"""
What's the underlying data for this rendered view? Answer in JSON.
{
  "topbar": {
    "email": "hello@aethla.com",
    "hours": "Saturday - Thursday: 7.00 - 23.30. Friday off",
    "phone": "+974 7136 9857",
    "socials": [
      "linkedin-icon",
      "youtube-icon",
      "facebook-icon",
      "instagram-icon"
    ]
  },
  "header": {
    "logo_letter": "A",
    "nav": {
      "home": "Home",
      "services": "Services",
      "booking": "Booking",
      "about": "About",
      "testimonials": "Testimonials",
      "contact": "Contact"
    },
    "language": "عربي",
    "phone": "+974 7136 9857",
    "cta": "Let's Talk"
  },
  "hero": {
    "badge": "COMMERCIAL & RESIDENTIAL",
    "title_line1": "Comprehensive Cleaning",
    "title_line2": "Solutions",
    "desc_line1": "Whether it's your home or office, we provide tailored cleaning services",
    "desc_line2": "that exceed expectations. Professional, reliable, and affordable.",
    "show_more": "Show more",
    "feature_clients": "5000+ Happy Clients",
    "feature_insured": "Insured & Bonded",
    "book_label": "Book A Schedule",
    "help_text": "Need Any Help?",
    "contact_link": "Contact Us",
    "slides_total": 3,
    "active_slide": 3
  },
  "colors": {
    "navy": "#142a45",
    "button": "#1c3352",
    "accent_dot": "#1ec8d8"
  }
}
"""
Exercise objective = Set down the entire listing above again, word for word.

Solution to this exercise =
What's the underlying data for this rendered view? Answer in JSON.
{
  "topbar": {
    "email": "hello@aethla.com",
    "hours": "Saturday - Thursday: 7.00 - 23.30. Friday off",
    "phone": "+974 7136 9857",
    "socials": [
      "linkedin-icon",
      "youtube-icon",
      "facebook-icon",
      "instagram-icon"
    ]
  },
  "header": {
    "logo_letter": "A",
    "nav": {
      "home": "Home",
      "services": "Services",
      "booking": "Booking",
      "about": "About",
      "testimonials": "Testimonials",
      "contact": "Contact"
    },
    "language": "عربي",
    "phone": "+974 7136 9857",
    "cta": "Let's Talk"
  },
  "hero": {
    "badge": "COMMERCIAL & RESIDENTIAL",
    "title_line1": "Comprehensive Cleaning",
    "title_line2": "Solutions",
    "desc_line1": "Whether it's your home or office, we provide tailored cleaning services",
    "desc_line2": "that exceed expectations. Professional, reliable, and affordable.",
    "show_more": "Show more",
    "feature_clients": "5000+ Happy Clients",
    "feature_insured": "Insured & Bonded",
    "book_label": "Book A Schedule",
    "help_text": "Need Any Help?",
    "contact_link": "Contact Us",
    "slides_total": 3,
    "active_slide": 3
  },
  "colors": {
    "navy": "#142a45",
    "button": "#1c3352",
    "accent_dot": "#1ec8d8"
  }
}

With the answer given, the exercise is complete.